▶ MATERIAL SUPPLIED:
☆ ☆ ☆ ☆ ☆ ☆ ☆

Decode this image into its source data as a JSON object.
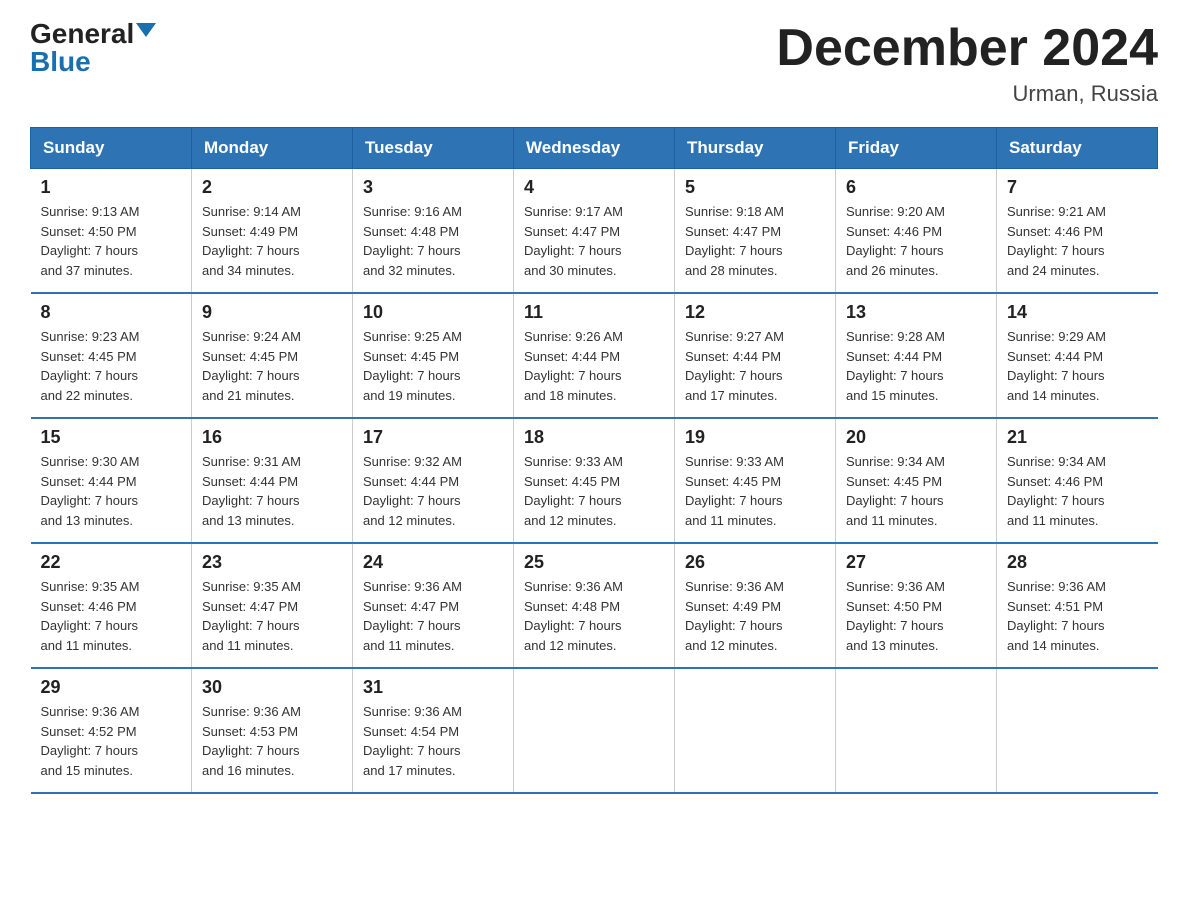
{
  "header": {
    "logo_general": "General",
    "logo_blue": "Blue",
    "month_title": "December 2024",
    "location": "Urman, Russia"
  },
  "weekdays": [
    "Sunday",
    "Monday",
    "Tuesday",
    "Wednesday",
    "Thursday",
    "Friday",
    "Saturday"
  ],
  "weeks": [
    [
      {
        "day": "1",
        "info": "Sunrise: 9:13 AM\nSunset: 4:50 PM\nDaylight: 7 hours\nand 37 minutes."
      },
      {
        "day": "2",
        "info": "Sunrise: 9:14 AM\nSunset: 4:49 PM\nDaylight: 7 hours\nand 34 minutes."
      },
      {
        "day": "3",
        "info": "Sunrise: 9:16 AM\nSunset: 4:48 PM\nDaylight: 7 hours\nand 32 minutes."
      },
      {
        "day": "4",
        "info": "Sunrise: 9:17 AM\nSunset: 4:47 PM\nDaylight: 7 hours\nand 30 minutes."
      },
      {
        "day": "5",
        "info": "Sunrise: 9:18 AM\nSunset: 4:47 PM\nDaylight: 7 hours\nand 28 minutes."
      },
      {
        "day": "6",
        "info": "Sunrise: 9:20 AM\nSunset: 4:46 PM\nDaylight: 7 hours\nand 26 minutes."
      },
      {
        "day": "7",
        "info": "Sunrise: 9:21 AM\nSunset: 4:46 PM\nDaylight: 7 hours\nand 24 minutes."
      }
    ],
    [
      {
        "day": "8",
        "info": "Sunrise: 9:23 AM\nSunset: 4:45 PM\nDaylight: 7 hours\nand 22 minutes."
      },
      {
        "day": "9",
        "info": "Sunrise: 9:24 AM\nSunset: 4:45 PM\nDaylight: 7 hours\nand 21 minutes."
      },
      {
        "day": "10",
        "info": "Sunrise: 9:25 AM\nSunset: 4:45 PM\nDaylight: 7 hours\nand 19 minutes."
      },
      {
        "day": "11",
        "info": "Sunrise: 9:26 AM\nSunset: 4:44 PM\nDaylight: 7 hours\nand 18 minutes."
      },
      {
        "day": "12",
        "info": "Sunrise: 9:27 AM\nSunset: 4:44 PM\nDaylight: 7 hours\nand 17 minutes."
      },
      {
        "day": "13",
        "info": "Sunrise: 9:28 AM\nSunset: 4:44 PM\nDaylight: 7 hours\nand 15 minutes."
      },
      {
        "day": "14",
        "info": "Sunrise: 9:29 AM\nSunset: 4:44 PM\nDaylight: 7 hours\nand 14 minutes."
      }
    ],
    [
      {
        "day": "15",
        "info": "Sunrise: 9:30 AM\nSunset: 4:44 PM\nDaylight: 7 hours\nand 13 minutes."
      },
      {
        "day": "16",
        "info": "Sunrise: 9:31 AM\nSunset: 4:44 PM\nDaylight: 7 hours\nand 13 minutes."
      },
      {
        "day": "17",
        "info": "Sunrise: 9:32 AM\nSunset: 4:44 PM\nDaylight: 7 hours\nand 12 minutes."
      },
      {
        "day": "18",
        "info": "Sunrise: 9:33 AM\nSunset: 4:45 PM\nDaylight: 7 hours\nand 12 minutes."
      },
      {
        "day": "19",
        "info": "Sunrise: 9:33 AM\nSunset: 4:45 PM\nDaylight: 7 hours\nand 11 minutes."
      },
      {
        "day": "20",
        "info": "Sunrise: 9:34 AM\nSunset: 4:45 PM\nDaylight: 7 hours\nand 11 minutes."
      },
      {
        "day": "21",
        "info": "Sunrise: 9:34 AM\nSunset: 4:46 PM\nDaylight: 7 hours\nand 11 minutes."
      }
    ],
    [
      {
        "day": "22",
        "info": "Sunrise: 9:35 AM\nSunset: 4:46 PM\nDaylight: 7 hours\nand 11 minutes."
      },
      {
        "day": "23",
        "info": "Sunrise: 9:35 AM\nSunset: 4:47 PM\nDaylight: 7 hours\nand 11 minutes."
      },
      {
        "day": "24",
        "info": "Sunrise: 9:36 AM\nSunset: 4:47 PM\nDaylight: 7 hours\nand 11 minutes."
      },
      {
        "day": "25",
        "info": "Sunrise: 9:36 AM\nSunset: 4:48 PM\nDaylight: 7 hours\nand 12 minutes."
      },
      {
        "day": "26",
        "info": "Sunrise: 9:36 AM\nSunset: 4:49 PM\nDaylight: 7 hours\nand 12 minutes."
      },
      {
        "day": "27",
        "info": "Sunrise: 9:36 AM\nSunset: 4:50 PM\nDaylight: 7 hours\nand 13 minutes."
      },
      {
        "day": "28",
        "info": "Sunrise: 9:36 AM\nSunset: 4:51 PM\nDaylight: 7 hours\nand 14 minutes."
      }
    ],
    [
      {
        "day": "29",
        "info": "Sunrise: 9:36 AM\nSunset: 4:52 PM\nDaylight: 7 hours\nand 15 minutes."
      },
      {
        "day": "30",
        "info": "Sunrise: 9:36 AM\nSunset: 4:53 PM\nDaylight: 7 hours\nand 16 minutes."
      },
      {
        "day": "31",
        "info": "Sunrise: 9:36 AM\nSunset: 4:54 PM\nDaylight: 7 hours\nand 17 minutes."
      },
      {
        "day": "",
        "info": ""
      },
      {
        "day": "",
        "info": ""
      },
      {
        "day": "",
        "info": ""
      },
      {
        "day": "",
        "info": ""
      }
    ]
  ]
}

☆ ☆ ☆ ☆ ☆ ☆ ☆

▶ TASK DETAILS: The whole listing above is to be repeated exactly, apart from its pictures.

▶ THE ANSWER:
Decode this image into its source data as a JSON object.
{
  "header": {
    "logo_general": "General",
    "logo_blue": "Blue",
    "month_title": "December 2024",
    "location": "Urman, Russia"
  },
  "weekdays": [
    "Sunday",
    "Monday",
    "Tuesday",
    "Wednesday",
    "Thursday",
    "Friday",
    "Saturday"
  ],
  "weeks": [
    [
      {
        "day": "1",
        "info": "Sunrise: 9:13 AM\nSunset: 4:50 PM\nDaylight: 7 hours\nand 37 minutes."
      },
      {
        "day": "2",
        "info": "Sunrise: 9:14 AM\nSunset: 4:49 PM\nDaylight: 7 hours\nand 34 minutes."
      },
      {
        "day": "3",
        "info": "Sunrise: 9:16 AM\nSunset: 4:48 PM\nDaylight: 7 hours\nand 32 minutes."
      },
      {
        "day": "4",
        "info": "Sunrise: 9:17 AM\nSunset: 4:47 PM\nDaylight: 7 hours\nand 30 minutes."
      },
      {
        "day": "5",
        "info": "Sunrise: 9:18 AM\nSunset: 4:47 PM\nDaylight: 7 hours\nand 28 minutes."
      },
      {
        "day": "6",
        "info": "Sunrise: 9:20 AM\nSunset: 4:46 PM\nDaylight: 7 hours\nand 26 minutes."
      },
      {
        "day": "7",
        "info": "Sunrise: 9:21 AM\nSunset: 4:46 PM\nDaylight: 7 hours\nand 24 minutes."
      }
    ],
    [
      {
        "day": "8",
        "info": "Sunrise: 9:23 AM\nSunset: 4:45 PM\nDaylight: 7 hours\nand 22 minutes."
      },
      {
        "day": "9",
        "info": "Sunrise: 9:24 AM\nSunset: 4:45 PM\nDaylight: 7 hours\nand 21 minutes."
      },
      {
        "day": "10",
        "info": "Sunrise: 9:25 AM\nSunset: 4:45 PM\nDaylight: 7 hours\nand 19 minutes."
      },
      {
        "day": "11",
        "info": "Sunrise: 9:26 AM\nSunset: 4:44 PM\nDaylight: 7 hours\nand 18 minutes."
      },
      {
        "day": "12",
        "info": "Sunrise: 9:27 AM\nSunset: 4:44 PM\nDaylight: 7 hours\nand 17 minutes."
      },
      {
        "day": "13",
        "info": "Sunrise: 9:28 AM\nSunset: 4:44 PM\nDaylight: 7 hours\nand 15 minutes."
      },
      {
        "day": "14",
        "info": "Sunrise: 9:29 AM\nSunset: 4:44 PM\nDaylight: 7 hours\nand 14 minutes."
      }
    ],
    [
      {
        "day": "15",
        "info": "Sunrise: 9:30 AM\nSunset: 4:44 PM\nDaylight: 7 hours\nand 13 minutes."
      },
      {
        "day": "16",
        "info": "Sunrise: 9:31 AM\nSunset: 4:44 PM\nDaylight: 7 hours\nand 13 minutes."
      },
      {
        "day": "17",
        "info": "Sunrise: 9:32 AM\nSunset: 4:44 PM\nDaylight: 7 hours\nand 12 minutes."
      },
      {
        "day": "18",
        "info": "Sunrise: 9:33 AM\nSunset: 4:45 PM\nDaylight: 7 hours\nand 12 minutes."
      },
      {
        "day": "19",
        "info": "Sunrise: 9:33 AM\nSunset: 4:45 PM\nDaylight: 7 hours\nand 11 minutes."
      },
      {
        "day": "20",
        "info": "Sunrise: 9:34 AM\nSunset: 4:45 PM\nDaylight: 7 hours\nand 11 minutes."
      },
      {
        "day": "21",
        "info": "Sunrise: 9:34 AM\nSunset: 4:46 PM\nDaylight: 7 hours\nand 11 minutes."
      }
    ],
    [
      {
        "day": "22",
        "info": "Sunrise: 9:35 AM\nSunset: 4:46 PM\nDaylight: 7 hours\nand 11 minutes."
      },
      {
        "day": "23",
        "info": "Sunrise: 9:35 AM\nSunset: 4:47 PM\nDaylight: 7 hours\nand 11 minutes."
      },
      {
        "day": "24",
        "info": "Sunrise: 9:36 AM\nSunset: 4:47 PM\nDaylight: 7 hours\nand 11 minutes."
      },
      {
        "day": "25",
        "info": "Sunrise: 9:36 AM\nSunset: 4:48 PM\nDaylight: 7 hours\nand 12 minutes."
      },
      {
        "day": "26",
        "info": "Sunrise: 9:36 AM\nSunset: 4:49 PM\nDaylight: 7 hours\nand 12 minutes."
      },
      {
        "day": "27",
        "info": "Sunrise: 9:36 AM\nSunset: 4:50 PM\nDaylight: 7 hours\nand 13 minutes."
      },
      {
        "day": "28",
        "info": "Sunrise: 9:36 AM\nSunset: 4:51 PM\nDaylight: 7 hours\nand 14 minutes."
      }
    ],
    [
      {
        "day": "29",
        "info": "Sunrise: 9:36 AM\nSunset: 4:52 PM\nDaylight: 7 hours\nand 15 minutes."
      },
      {
        "day": "30",
        "info": "Sunrise: 9:36 AM\nSunset: 4:53 PM\nDaylight: 7 hours\nand 16 minutes."
      },
      {
        "day": "31",
        "info": "Sunrise: 9:36 AM\nSunset: 4:54 PM\nDaylight: 7 hours\nand 17 minutes."
      },
      {
        "day": "",
        "info": ""
      },
      {
        "day": "",
        "info": ""
      },
      {
        "day": "",
        "info": ""
      },
      {
        "day": "",
        "info": ""
      }
    ]
  ]
}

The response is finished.